Darren - Interview 35
More about me...
Darren found out he had diabetes 6 years ago. Back then he was a nurse and knew that his extreme fatigue probably meant he was diabetic. After trying to control diabetes with diet and exercise which didn't work, Darren was prescribed metformin and gliclazide. At the time of the interview he had just started taking insulin.
For the first few years following diagnosis, Darren says he was in denial about having diabetes. He wanted to resist being 'defined' by diabetes, and he disliked the thought of having to change his lifestyle. He deliberately avoided seeing his GP and the diabetic clinic for several years.
Though his diabetes is now more under control he is still fed up with it. He hates not being able to enjoy food anymore and having to subdue a natural impulse to enjoy food, sweet things especially. As a student with a young family he is trying to cope on a tight budget and says that buying enough fresh food for them all costs more than is generally recognised. He goes for walks on Dartmoor with a friend but says that apart from walking, he cannot afford to pay to join a gym or go swimming regularly.
He realised he needed to manage his diabetes better for the sake of his family - and their happiness is a major incentive for him. Sometimes he feels low but can usually think things through and end up feeling more positive - he says he's lucky to have such a great family, so many good friends and a satisfying job.
Darren wonders why there seems to be little support for people who find controlling their eating habits difficult - he feels that if smokers and alcoholics can get emergency help so should people with diabetes who struggle with their eating.
Darren's wife worried when he was in denial about his diabetes.

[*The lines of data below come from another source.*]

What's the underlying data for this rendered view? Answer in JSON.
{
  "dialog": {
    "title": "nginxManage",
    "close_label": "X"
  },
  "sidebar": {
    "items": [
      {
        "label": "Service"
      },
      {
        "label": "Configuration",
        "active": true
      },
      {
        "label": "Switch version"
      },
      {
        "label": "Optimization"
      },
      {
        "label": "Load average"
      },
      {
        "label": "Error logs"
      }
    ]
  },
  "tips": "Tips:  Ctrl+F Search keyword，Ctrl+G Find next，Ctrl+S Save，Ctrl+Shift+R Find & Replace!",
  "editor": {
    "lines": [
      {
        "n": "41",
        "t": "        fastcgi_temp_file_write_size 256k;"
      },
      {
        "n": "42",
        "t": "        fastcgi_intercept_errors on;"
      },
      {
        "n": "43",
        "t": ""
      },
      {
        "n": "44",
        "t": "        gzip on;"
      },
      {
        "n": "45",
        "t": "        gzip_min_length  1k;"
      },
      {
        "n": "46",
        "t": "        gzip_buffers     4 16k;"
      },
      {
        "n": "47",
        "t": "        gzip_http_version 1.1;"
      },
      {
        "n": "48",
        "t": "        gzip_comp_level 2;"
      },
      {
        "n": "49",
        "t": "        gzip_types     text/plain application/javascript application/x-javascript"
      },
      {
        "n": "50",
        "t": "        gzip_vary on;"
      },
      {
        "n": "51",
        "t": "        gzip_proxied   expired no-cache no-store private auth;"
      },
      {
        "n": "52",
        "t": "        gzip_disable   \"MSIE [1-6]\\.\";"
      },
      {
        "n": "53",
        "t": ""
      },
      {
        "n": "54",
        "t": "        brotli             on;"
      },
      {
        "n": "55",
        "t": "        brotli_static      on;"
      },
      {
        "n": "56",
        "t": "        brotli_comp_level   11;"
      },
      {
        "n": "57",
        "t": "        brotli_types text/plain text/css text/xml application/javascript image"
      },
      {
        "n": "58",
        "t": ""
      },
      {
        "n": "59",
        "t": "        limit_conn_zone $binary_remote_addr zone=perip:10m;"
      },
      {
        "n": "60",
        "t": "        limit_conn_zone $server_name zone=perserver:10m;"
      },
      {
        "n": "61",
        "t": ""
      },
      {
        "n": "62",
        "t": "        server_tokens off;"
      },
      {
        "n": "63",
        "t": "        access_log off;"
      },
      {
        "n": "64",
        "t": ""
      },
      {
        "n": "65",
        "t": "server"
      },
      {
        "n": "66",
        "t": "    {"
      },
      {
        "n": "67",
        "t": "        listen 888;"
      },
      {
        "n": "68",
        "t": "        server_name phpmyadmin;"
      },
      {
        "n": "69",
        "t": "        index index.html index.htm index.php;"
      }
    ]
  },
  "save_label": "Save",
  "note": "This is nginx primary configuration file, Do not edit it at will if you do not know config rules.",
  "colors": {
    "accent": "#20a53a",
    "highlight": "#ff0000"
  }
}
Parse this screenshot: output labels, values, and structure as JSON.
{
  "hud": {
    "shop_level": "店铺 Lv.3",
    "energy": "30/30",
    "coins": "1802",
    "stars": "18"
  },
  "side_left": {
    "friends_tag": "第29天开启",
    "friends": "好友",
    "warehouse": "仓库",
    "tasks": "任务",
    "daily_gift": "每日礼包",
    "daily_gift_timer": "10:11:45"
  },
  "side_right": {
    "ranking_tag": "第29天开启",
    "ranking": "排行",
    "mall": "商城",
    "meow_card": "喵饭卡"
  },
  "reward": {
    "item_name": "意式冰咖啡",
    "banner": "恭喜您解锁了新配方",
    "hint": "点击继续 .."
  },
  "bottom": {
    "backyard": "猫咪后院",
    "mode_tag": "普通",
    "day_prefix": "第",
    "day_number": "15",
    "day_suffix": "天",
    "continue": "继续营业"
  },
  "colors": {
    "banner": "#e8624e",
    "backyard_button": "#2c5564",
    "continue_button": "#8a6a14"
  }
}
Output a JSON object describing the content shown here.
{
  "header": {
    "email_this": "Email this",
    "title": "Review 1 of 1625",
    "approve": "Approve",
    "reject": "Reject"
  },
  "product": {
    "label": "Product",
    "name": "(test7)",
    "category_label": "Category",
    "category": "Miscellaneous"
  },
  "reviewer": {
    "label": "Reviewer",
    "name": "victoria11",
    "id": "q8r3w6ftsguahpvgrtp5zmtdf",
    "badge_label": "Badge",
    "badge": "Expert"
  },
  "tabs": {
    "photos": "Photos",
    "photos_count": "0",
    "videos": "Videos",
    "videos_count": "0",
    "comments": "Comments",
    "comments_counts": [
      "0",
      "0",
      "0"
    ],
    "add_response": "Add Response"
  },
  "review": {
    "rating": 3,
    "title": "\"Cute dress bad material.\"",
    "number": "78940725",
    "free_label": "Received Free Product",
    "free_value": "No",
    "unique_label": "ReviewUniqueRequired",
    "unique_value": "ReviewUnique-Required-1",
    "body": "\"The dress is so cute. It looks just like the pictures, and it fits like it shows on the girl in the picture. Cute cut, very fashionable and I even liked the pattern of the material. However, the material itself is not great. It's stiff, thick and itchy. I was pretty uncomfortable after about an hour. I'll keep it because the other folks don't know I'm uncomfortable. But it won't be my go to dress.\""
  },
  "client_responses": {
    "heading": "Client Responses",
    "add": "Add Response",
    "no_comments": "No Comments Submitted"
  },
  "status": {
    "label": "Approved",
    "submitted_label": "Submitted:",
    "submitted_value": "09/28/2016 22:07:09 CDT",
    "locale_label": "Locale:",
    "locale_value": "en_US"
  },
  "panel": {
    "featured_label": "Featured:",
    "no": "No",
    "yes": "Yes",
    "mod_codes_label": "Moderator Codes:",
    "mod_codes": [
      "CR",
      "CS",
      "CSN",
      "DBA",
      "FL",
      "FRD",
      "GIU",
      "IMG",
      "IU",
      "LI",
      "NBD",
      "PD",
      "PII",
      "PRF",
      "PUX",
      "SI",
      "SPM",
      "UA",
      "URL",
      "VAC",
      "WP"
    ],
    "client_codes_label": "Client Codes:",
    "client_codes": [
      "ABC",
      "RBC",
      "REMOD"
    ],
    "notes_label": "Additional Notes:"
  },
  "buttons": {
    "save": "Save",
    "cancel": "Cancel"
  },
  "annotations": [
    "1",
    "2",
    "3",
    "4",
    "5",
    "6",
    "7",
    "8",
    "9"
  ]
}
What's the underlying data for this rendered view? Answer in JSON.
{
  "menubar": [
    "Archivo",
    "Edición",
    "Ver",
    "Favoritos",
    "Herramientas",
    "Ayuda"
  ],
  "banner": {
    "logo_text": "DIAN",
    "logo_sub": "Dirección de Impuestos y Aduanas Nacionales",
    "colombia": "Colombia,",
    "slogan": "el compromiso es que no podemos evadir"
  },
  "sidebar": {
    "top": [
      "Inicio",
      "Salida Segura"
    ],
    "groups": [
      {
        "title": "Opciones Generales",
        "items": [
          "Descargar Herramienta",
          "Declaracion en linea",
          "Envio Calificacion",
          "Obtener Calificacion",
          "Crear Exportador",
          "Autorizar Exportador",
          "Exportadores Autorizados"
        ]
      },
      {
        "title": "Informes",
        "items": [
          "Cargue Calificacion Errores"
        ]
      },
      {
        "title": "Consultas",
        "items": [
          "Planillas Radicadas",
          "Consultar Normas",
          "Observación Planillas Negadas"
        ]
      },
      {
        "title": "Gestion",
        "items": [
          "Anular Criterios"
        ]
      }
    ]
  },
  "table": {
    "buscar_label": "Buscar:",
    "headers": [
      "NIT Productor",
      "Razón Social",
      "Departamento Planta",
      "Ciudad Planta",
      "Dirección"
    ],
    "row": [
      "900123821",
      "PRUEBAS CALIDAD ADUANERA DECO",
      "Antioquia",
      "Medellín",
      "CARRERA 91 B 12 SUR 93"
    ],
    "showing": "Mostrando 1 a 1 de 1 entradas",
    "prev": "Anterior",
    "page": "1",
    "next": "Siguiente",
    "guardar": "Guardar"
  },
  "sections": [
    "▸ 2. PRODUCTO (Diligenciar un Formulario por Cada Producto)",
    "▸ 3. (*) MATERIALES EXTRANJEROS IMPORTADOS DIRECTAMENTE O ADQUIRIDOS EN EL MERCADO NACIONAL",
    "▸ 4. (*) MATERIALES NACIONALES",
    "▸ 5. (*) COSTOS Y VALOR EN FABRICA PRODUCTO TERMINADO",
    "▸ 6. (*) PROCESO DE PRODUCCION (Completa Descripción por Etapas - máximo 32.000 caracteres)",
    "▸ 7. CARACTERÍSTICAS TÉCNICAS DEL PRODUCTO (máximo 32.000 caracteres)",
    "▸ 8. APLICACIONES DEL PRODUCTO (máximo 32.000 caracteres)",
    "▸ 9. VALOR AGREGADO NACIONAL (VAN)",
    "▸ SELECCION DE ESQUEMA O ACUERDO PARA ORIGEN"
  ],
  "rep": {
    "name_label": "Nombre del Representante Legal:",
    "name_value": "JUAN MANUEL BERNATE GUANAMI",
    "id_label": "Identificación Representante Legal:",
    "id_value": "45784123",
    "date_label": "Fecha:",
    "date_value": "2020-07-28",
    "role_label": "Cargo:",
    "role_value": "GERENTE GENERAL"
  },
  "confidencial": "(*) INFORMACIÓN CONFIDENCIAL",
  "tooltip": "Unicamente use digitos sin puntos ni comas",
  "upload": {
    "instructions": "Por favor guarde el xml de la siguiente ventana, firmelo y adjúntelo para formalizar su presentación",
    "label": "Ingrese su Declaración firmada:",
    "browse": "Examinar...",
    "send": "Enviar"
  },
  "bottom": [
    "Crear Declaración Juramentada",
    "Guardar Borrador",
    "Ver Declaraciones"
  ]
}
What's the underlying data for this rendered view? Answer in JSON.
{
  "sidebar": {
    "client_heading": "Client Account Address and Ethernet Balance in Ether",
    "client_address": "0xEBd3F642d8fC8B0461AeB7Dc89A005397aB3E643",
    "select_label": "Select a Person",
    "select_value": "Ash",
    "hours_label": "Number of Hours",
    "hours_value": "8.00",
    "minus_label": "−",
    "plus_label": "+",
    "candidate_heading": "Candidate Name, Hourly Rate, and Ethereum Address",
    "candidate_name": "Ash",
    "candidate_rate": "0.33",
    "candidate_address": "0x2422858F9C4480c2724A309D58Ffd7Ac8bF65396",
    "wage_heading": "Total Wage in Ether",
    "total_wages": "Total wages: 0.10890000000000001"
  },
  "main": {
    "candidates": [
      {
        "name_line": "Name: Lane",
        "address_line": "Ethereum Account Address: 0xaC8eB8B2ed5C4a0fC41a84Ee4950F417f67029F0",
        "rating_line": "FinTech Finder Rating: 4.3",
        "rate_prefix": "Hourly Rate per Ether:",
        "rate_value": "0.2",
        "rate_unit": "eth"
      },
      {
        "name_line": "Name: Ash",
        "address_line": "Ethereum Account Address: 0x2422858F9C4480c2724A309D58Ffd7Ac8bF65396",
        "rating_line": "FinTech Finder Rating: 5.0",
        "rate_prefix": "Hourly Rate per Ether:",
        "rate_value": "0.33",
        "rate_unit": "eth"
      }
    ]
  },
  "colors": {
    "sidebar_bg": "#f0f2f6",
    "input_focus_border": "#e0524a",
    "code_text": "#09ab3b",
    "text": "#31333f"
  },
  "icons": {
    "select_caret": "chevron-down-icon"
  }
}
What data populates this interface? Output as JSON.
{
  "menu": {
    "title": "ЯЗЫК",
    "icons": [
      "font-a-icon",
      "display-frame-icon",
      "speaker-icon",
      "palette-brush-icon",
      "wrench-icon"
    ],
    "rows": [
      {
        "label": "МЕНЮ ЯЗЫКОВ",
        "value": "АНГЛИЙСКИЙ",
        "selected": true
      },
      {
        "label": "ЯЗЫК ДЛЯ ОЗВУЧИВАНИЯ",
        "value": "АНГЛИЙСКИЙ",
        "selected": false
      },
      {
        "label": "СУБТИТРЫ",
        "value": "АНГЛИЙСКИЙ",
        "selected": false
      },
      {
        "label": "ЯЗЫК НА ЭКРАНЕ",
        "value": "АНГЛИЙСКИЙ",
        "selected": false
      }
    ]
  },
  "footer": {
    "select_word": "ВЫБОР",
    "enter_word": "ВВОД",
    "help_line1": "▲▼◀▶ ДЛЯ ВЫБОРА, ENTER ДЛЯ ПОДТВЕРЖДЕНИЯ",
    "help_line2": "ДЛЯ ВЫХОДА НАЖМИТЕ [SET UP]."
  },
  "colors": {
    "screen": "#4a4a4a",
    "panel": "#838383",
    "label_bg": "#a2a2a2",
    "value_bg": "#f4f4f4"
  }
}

I've got another friend who, who takes me on walks and makes me sweat, and considering he runs up tors on Dartmoor, he makes me sweat [laughs]. And so he's got, he's on the case and my wife's much happier now I'm injecting. And you know and tries really hard to make food interesting and things and I, not that she does all the cooking, though she does do quite a bit at the moment because I'm very busy, but I used to do a lot of cooking. But makes me sound like awful bloke who comes in and demands food upon the table, wife. I'd never get away with that. But so yes, so'
So she's had quite a worrying time?
Yes, I mean she was hoping for a good innings of married life really you know, well you know 'traditional couple'. We're hoping, you know, hoping to get married and get together, make a home, have a family and sort of stay married until, for a good long time and grow old together. So she was sort of, you know, feeling I was sort of opting out of the last bit really and so she's a lot happier now I'm, obviously very concerned still about what's going on in my world and' She came to the last GPs appointment actually - that was very interesting for her. So, she enjoyed me being told off by a GP instead of her for once. So that was good fun for her [laughs].
Darren finds controlling his diet and his weight extremely difficult and says that diabetics need...
No, that's not true, I have some great things in my life. I have a fantastic wife, I have brilliant children and I have the job I've always wanted to do. I have it all in some ways, but' There's that little thing that you want and you enjoy doing and that no one else knows about, and you know for some people it's the crafty cigarette, for some people it's a drink at lunchtime. For some there is something and I, and I really wish [laughs] I really wish it wasn't true. I really wish I was a better, holier person and I suppose I should with my job title, but the reality is that they were taking away my vice. They were taking away, they were taking away my little thing, my [laughs] what you know, [laughs] you know, it's not very sinful is it, a bag of sweets? But that's what, that's what, that's what diabetes has done for me is taken away my weird enjoyment.
Now he is insulin-dependent Darren has to carry his medication around with him and feels he is...
So there's this whole thing of you know, you bring your support equipment out with you and so now I've got this rucksack with extra pockets in it that we bought, that has everything in it, and I mean I always carry a bag with me because I have so many things to carry around with me for the job, but, I don't know... I think there is a symbolism of being read, [laughs] upon reflection. So yeah I feel like that's me now, it's on my driving licence, I'm going to have to wear it on my wrist. I'm going to, you know, I'm going to have to declare it wherever I go and whatever I do. And almost when you weren't insulin-dependent it was less of a thing but now, because you are, there is an issue.
Darren gets down at always needing to follow a diet and take medication. He works hard at making...
And' You go out and you're' You know, it's still stuff like at college, we all eat together on a Wednesday night and I get a special dessert come down for me of fruit - it's always fruit, they've got no imagination other than fruit - [laughs] so you know everybody asks for sort of either apple pie and custard and there's my fruit [laughs]. And so, it's just stuff like that, that when I think about it I get a bit annoyed about the whole thing and a bit cheesed-off with my genetics. And a bit cheesed off with of everything really.
And' But I suppose because I've been to that really bad place, I'm really' Very good at getting my act together when I get a bit down. I do work hard at making sure that I don't go there, and don't dwell in that place. I work very hard mentally and spiritually on bringing myself back out of that place as quickly as I possibly can. But I can imagine that for other people, dwelling in that place would be quite soul destroying. It just chips, it doesn't take the joy of life away, it just chips a little bit off the edge. And [laughs] now and again, it cheeses me off.